It is impossible for us to imagine what drives people to act out in such a way. Maybe the only insights that we have are gained from fiction. When most read the initial coverage of the attack on Leona Lewis, they – myself included – assumed the attack was carried out by a stalker. This led my mind to think of Misery, Rob Reiner’s film about an obsessed female fan who holds her favourite author hostage, and then to Scorcese’s criminally underrated King of Comedy, which tackles almost identical issues.

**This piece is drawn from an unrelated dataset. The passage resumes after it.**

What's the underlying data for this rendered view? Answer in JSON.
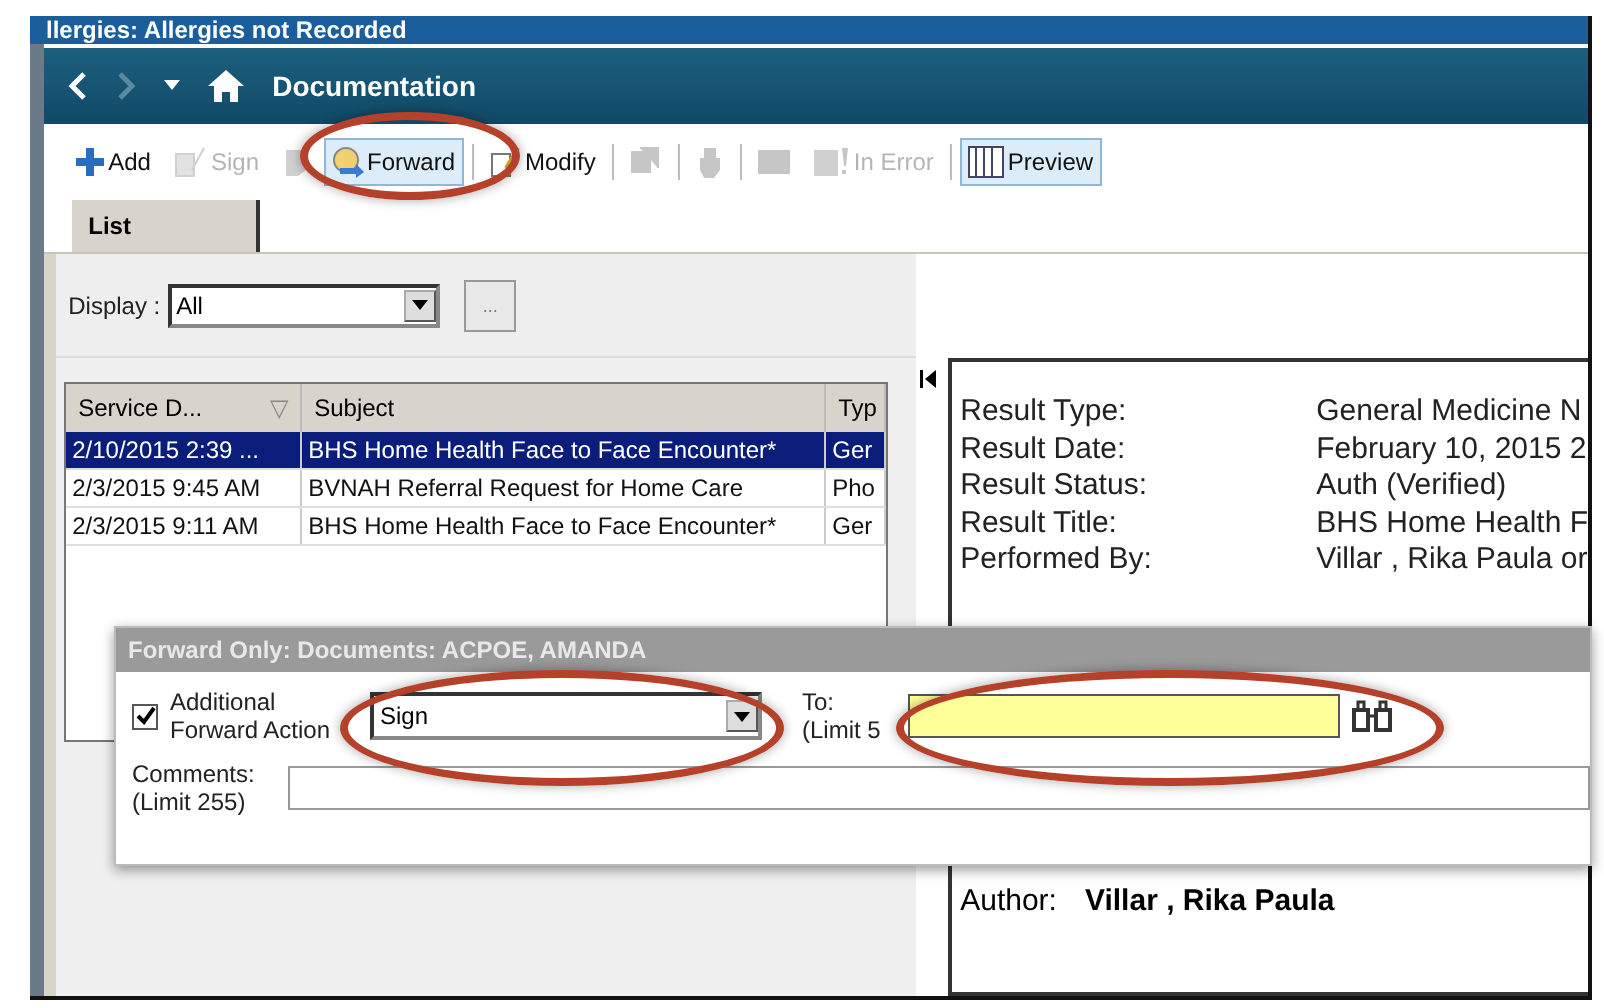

The female stalkers in these films, played respectively by Cathy Bates and Sandra Bernhardt, can still scare any man off the idea of fame. But it’s not always women who serve as the basis for fictional obsessees. Let us not forget ‘Stan’, Eminem’s ode to a fan whose devotion to the rapper drives him to mental breakdown. All these have become iconic, and are all likely to be quoted at anyone who is seen by their friends as developing an obsession.

But, these are all fictional, and the fictional never approaches the weirdness of real life.

The most notorious case of celebrity obsession is the murder of John Lennon. The assassin, Mark David Chapman, was less an obsessive fan and more an obsessive hater. He thought Lennon had betrayed him by making negative comments about religion and abandoning the hippie lifestyle, and decided – much like Kowalczyk – that something had to be done.

Stranger still is the case of John Hinckley Jr, a delusional psychotic who developed an obsession with Jodie Foster after seeing her in the movie Taxi Driver. Foster was only 13 years old when she starred in the movie, and Hinckley continued to stalk her until she was 17 and studying in Yale University. As she spurned his advances, he tried to win her affection by attempting to assassinate then-US President, Ronald Reagan. Reagan was fortunate to survive the attack, and Hinckley remains under psychiatric care to this day.

Foster’s brush with Hinckley showed the danger of putting teens and younger children in the public eye, and was not the only occurrence. Irritating tween Miley Cyrus was frequently reported to have been stalked by a middle-aged man. And last March, security at CBS television network arrested a trespasser on the set of Dancing with the Stars. It was reported that a search of his car revealed guns, duct tape, zip ties, and love letters addressed to 17 year old gymnast Shawn Johnson, a contestant on the show. It rarely gets any scarier than that.

Whatever drives stalkers and obsessed fans is truly beyond our empathy; and it should probably remain so, but maybe it is possible for us to see the celebrity lifestyle in a new way. We tend to focus on the glamour, the fat pay cheques, the publicity and the general luxury they surround themselves with.

Yet the exposure someone receives as a celebrity comes with risks and dangers that can’t be ignored. By now it’s almost sure that most stars have learned to feel a certain sense of wariness when they hear the phrase “I’m your biggest fan!”.